> [How to complete this task]: Write down each entry precisely as given.

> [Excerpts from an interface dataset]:

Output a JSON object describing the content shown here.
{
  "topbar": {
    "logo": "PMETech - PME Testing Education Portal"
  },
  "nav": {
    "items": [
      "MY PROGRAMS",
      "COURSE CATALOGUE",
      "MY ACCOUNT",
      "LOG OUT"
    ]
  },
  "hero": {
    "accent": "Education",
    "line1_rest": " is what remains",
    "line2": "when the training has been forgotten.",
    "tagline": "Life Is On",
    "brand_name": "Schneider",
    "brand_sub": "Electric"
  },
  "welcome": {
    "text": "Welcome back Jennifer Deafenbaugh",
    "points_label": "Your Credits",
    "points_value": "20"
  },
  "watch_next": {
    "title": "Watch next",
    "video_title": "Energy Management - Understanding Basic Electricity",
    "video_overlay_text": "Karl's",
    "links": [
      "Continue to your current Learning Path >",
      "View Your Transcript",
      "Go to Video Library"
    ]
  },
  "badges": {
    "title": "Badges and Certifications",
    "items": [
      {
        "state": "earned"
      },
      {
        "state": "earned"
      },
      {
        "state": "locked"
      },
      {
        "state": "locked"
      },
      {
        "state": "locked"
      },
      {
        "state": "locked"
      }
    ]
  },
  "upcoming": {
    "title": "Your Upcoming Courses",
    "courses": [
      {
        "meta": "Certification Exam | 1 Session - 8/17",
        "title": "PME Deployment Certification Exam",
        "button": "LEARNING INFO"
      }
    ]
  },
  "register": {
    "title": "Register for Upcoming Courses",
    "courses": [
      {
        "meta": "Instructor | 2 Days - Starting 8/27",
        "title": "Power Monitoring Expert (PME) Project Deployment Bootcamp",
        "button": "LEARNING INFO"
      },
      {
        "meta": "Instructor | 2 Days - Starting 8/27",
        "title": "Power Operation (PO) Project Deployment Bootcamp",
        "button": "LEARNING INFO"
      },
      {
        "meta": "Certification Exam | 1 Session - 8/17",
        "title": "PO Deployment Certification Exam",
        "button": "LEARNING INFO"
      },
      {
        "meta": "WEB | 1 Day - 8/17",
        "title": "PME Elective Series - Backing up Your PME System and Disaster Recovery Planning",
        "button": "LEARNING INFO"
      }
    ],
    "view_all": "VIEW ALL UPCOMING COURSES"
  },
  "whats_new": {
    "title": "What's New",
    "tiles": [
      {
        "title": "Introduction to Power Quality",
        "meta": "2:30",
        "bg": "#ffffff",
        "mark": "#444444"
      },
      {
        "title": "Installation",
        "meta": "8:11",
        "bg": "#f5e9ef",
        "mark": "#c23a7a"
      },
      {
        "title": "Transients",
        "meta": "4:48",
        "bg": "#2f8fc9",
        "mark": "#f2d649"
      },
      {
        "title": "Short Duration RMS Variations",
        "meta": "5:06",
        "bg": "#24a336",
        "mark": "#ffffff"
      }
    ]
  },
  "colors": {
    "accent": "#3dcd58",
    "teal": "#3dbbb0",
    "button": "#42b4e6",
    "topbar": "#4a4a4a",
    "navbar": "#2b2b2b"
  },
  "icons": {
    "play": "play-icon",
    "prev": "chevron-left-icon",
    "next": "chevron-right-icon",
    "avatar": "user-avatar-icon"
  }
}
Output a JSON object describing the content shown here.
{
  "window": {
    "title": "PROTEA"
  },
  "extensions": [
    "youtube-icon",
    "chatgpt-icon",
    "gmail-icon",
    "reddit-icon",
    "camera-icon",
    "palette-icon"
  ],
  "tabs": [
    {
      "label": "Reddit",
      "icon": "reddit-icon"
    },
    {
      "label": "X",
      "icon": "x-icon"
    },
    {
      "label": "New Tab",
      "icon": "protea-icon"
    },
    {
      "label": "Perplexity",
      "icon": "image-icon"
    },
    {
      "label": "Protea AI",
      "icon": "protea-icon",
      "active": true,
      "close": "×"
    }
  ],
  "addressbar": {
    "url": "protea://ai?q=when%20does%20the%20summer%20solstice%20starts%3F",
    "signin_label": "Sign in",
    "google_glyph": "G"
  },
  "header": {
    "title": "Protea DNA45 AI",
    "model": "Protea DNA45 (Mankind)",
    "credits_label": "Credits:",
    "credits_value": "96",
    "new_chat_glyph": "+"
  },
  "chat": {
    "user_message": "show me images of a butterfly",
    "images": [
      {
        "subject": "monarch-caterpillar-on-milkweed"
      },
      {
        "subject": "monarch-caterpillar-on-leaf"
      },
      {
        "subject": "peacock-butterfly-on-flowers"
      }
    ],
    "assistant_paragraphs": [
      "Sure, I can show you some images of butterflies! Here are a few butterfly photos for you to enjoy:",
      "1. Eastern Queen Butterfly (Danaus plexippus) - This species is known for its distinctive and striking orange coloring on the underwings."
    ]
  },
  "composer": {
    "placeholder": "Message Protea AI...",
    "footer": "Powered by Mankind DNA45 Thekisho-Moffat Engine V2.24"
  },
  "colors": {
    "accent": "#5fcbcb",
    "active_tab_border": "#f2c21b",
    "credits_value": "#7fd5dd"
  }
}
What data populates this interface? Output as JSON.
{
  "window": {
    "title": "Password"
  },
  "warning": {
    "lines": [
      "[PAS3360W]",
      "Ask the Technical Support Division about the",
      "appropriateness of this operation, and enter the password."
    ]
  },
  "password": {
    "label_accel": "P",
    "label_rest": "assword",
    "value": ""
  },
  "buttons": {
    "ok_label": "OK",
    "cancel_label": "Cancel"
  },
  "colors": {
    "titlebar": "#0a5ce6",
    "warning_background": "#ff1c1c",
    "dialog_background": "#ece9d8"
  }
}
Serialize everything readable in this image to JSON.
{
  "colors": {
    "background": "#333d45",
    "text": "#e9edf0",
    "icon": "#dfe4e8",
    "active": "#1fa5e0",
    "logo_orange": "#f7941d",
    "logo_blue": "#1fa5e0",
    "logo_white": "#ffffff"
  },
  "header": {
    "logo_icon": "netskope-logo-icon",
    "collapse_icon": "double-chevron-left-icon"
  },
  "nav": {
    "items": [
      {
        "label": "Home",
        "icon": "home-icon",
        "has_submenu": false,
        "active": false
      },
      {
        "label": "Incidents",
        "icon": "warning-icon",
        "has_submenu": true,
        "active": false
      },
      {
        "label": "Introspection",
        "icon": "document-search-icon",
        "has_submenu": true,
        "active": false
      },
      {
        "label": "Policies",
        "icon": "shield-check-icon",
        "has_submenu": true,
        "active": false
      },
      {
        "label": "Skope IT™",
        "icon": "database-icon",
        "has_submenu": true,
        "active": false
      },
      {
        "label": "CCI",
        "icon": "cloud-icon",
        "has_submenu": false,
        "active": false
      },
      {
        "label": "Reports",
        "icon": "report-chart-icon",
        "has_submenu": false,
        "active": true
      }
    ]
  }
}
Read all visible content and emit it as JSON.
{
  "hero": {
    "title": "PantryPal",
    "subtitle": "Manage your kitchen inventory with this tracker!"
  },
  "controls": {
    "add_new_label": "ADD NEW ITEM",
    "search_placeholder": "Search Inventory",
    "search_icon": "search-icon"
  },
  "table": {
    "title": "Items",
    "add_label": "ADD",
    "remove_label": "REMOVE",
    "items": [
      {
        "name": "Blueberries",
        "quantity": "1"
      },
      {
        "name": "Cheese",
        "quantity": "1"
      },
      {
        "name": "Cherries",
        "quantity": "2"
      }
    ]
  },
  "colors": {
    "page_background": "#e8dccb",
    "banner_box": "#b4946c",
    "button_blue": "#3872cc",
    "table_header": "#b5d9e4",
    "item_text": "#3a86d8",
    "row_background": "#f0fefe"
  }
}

> [Solution to this problem]:
Output a JSON object describing the content shown here.
{
  "topbar": {
    "logo": "PMETech - PME Testing Education Portal"
  },
  "nav": {
    "items": [
      "MY PROGRAMS",
      "COURSE CATALOGUE",
      "MY ACCOUNT",
      "LOG OUT"
    ]
  },
  "hero": {
    "accent": "Education",
    "line1_rest": " is what remains",
    "line2": "when the training has been forgotten.",
    "tagline": "Life Is On",
    "brand_name": "Schneider",
    "brand_sub": "Electric"
  },
  "welcome": {
    "text": "Welcome back Jennifer Deafenbaugh",
    "points_label": "Your Credits",
    "points_value": "20"
  },
  "watch_next": {
    "title": "Watch next",
    "video_title": "Energy Management - Understanding Basic Electricity",
    "video_overlay_text": "Karl's",
    "links": [
      "Continue to your current Learning Path >",
      "View Your Transcript",
      "Go to Video Library"
    ]
  },
  "badges": {
    "title": "Badges and Certifications",
    "items": [
      {
        "state": "earned"
      },
      {
        "state": "earned"
      },
      {
        "state": "locked"
      },
      {
        "state": "locked"
      },
      {
        "state": "locked"
      },
      {
        "state": "locked"
      }
    ]
  },
  "upcoming": {
    "title": "Your Upcoming Courses",
    "courses": [
      {
        "meta": "Certification Exam | 1 Session - 8/17",
        "title": "PME Deployment Certification Exam",
        "button": "LEARNING INFO"
      }
    ]
  },
  "register": {
    "title": "Register for Upcoming Courses",
    "courses": [
      {
        "meta": "Instructor | 2 Days - Starting 8/27",
        "title": "Power Monitoring Expert (PME) Project Deployment Bootcamp",
        "button": "LEARNING INFO"
      },
      {
        "meta": "Instructor | 2 Days - Starting 8/27",
        "title": "Power Operation (PO) Project Deployment Bootcamp",
        "button": "LEARNING INFO"
      },
      {
        "meta": "Certification Exam | 1 Session - 8/17",
        "title": "PO Deployment Certification Exam",
        "button": "LEARNING INFO"
      },
      {
        "meta": "WEB | 1 Day - 8/17",
        "title": "PME Elective Series - Backing up Your PME System and Disaster Recovery Planning",
        "button": "LEARNING INFO"
      }
    ],
    "view_all": "VIEW ALL UPCOMING COURSES"
  },
  "whats_new": {
    "title": "What's New",
    "tiles": [
      {
        "title": "Introduction to Power Quality",
        "meta": "2:30",
        "bg": "#ffffff",
        "mark": "#444444"
      },
      {
        "title": "Installation",
        "meta": "8:11",
        "bg": "#f5e9ef",
        "mark": "#c23a7a"
      },
      {
        "title": "Transients",
        "meta": "4:48",
        "bg": "#2f8fc9",
        "mark": "#f2d649"
      },
      {
        "title": "Short Duration RMS Variations",
        "meta": "5:06",
        "bg": "#24a336",
        "mark": "#ffffff"
      }
    ]
  },
  "colors": {
    "accent": "#3dcd58",
    "teal": "#3dbbb0",
    "button": "#42b4e6",
    "topbar": "#4a4a4a",
    "navbar": "#2b2b2b"
  },
  "icons": {
    "play": "play-icon",
    "prev": "chevron-left-icon",
    "next": "chevron-right-icon",
    "avatar": "user-avatar-icon"
  }
}
Output a JSON object describing the content shown here.
{
  "window": {
    "title": "PROTEA"
  },
  "extensions": [
    "youtube-icon",
    "chatgpt-icon",
    "gmail-icon",
    "reddit-icon",
    "camera-icon",
    "palette-icon"
  ],
  "tabs": [
    {
      "label": "Reddit",
      "icon": "reddit-icon"
    },
    {
      "label": "X",
      "icon": "x-icon"
    },
    {
      "label": "New Tab",
      "icon": "protea-icon"
    },
    {
      "label": "Perplexity",
      "icon": "image-icon"
    },
    {
      "label": "Protea AI",
      "icon": "protea-icon",
      "active": true,
      "close": "×"
    }
  ],
  "addressbar": {
    "url": "protea://ai?q=when%20does%20the%20summer%20solstice%20starts%3F",
    "signin_label": "Sign in",
    "google_glyph": "G"
  },
  "header": {
    "title": "Protea DNA45 AI",
    "model": "Protea DNA45 (Mankind)",
    "credits_label": "Credits:",
    "credits_value": "96",
    "new_chat_glyph": "+"
  },
  "chat": {
    "user_message": "show me images of a butterfly",
    "images": [
      {
        "subject": "monarch-caterpillar-on-milkweed"
      },
      {
        "subject": "monarch-caterpillar-on-leaf"
      },
      {
        "subject": "peacock-butterfly-on-flowers"
      }
    ],
    "assistant_paragraphs": [
      "Sure, I can show you some images of butterflies! Here are a few butterfly photos for you to enjoy:",
      "1. Eastern Queen Butterfly (Danaus plexippus) - This species is known for its distinctive and striking orange coloring on the underwings."
    ]
  },
  "composer": {
    "placeholder": "Message Protea AI...",
    "footer": "Powered by Mankind DNA45 Thekisho-Moffat Engine V2.24"
  },
  "colors": {
    "accent": "#5fcbcb",
    "active_tab_border": "#f2c21b",
    "credits_value": "#7fd5dd"
  }
}
What data populates this interface? Output as JSON.
{
  "window": {
    "title": "Password"
  },
  "warning": {
    "lines": [
      "[PAS3360W]",
      "Ask the Technical Support Division about the",
      "appropriateness of this operation, and enter the password."
    ]
  },
  "password": {
    "label_accel": "P",
    "label_rest": "assword",
    "value": ""
  },
  "buttons": {
    "ok_label": "OK",
    "cancel_label": "Cancel"
  },
  "colors": {
    "titlebar": "#0a5ce6",
    "warning_background": "#ff1c1c",
    "dialog_background": "#ece9d8"
  }
}
Serialize everything readable in this image to JSON.
{
  "colors": {
    "background": "#333d45",
    "text": "#e9edf0",
    "icon": "#dfe4e8",
    "active": "#1fa5e0",
    "logo_orange": "#f7941d",
    "logo_blue": "#1fa5e0",
    "logo_white": "#ffffff"
  },
  "header": {
    "logo_icon": "netskope-logo-icon",
    "collapse_icon": "double-chevron-left-icon"
  },
  "nav": {
    "items": [
      {
        "label": "Home",
        "icon": "home-icon",
        "has_submenu": false,
        "active": false
      },
      {
        "label": "Incidents",
        "icon": "warning-icon",
        "has_submenu": true,
        "active": false
      },
      {
        "label": "Introspection",
        "icon": "document-search-icon",
        "has_submenu": true,
        "active": false
      },
      {
        "label": "Policies",
        "icon": "shield-check-icon",
        "has_submenu": true,
        "active": false
      },
      {
        "label": "Skope IT™",
        "icon": "database-icon",
        "has_submenu": true,
        "active": false
      },
      {
        "label": "CCI",
        "icon": "cloud-icon",
        "has_submenu": false,
        "active": false
      },
      {
        "label": "Reports",
        "icon": "report-chart-icon",
        "has_submenu": false,
        "active": true
      }
    ]
  }
}
Read all visible content and emit it as JSON.
{
  "hero": {
    "title": "PantryPal",
    "subtitle": "Manage your kitchen inventory with this tracker!"
  },
  "controls": {
    "add_new_label": "ADD NEW ITEM",
    "search_placeholder": "Search Inventory",
    "search_icon": "search-icon"
  },
  "table": {
    "title": "Items",
    "add_label": "ADD",
    "remove_label": "REMOVE",
    "items": [
      {
        "name": "Blueberries",
        "quantity": "1"
      },
      {
        "name": "Cheese",
        "quantity": "1"
      },
      {
        "name": "Cherries",
        "quantity": "2"
      }
    ]
  },
  "colors": {
    "page_background": "#e8dccb",
    "banner_box": "#b4946c",
    "button_blue": "#3872cc",
    "table_header": "#b5d9e4",
    "item_text": "#3a86d8",
    "row_background": "#f0fefe"
  }
}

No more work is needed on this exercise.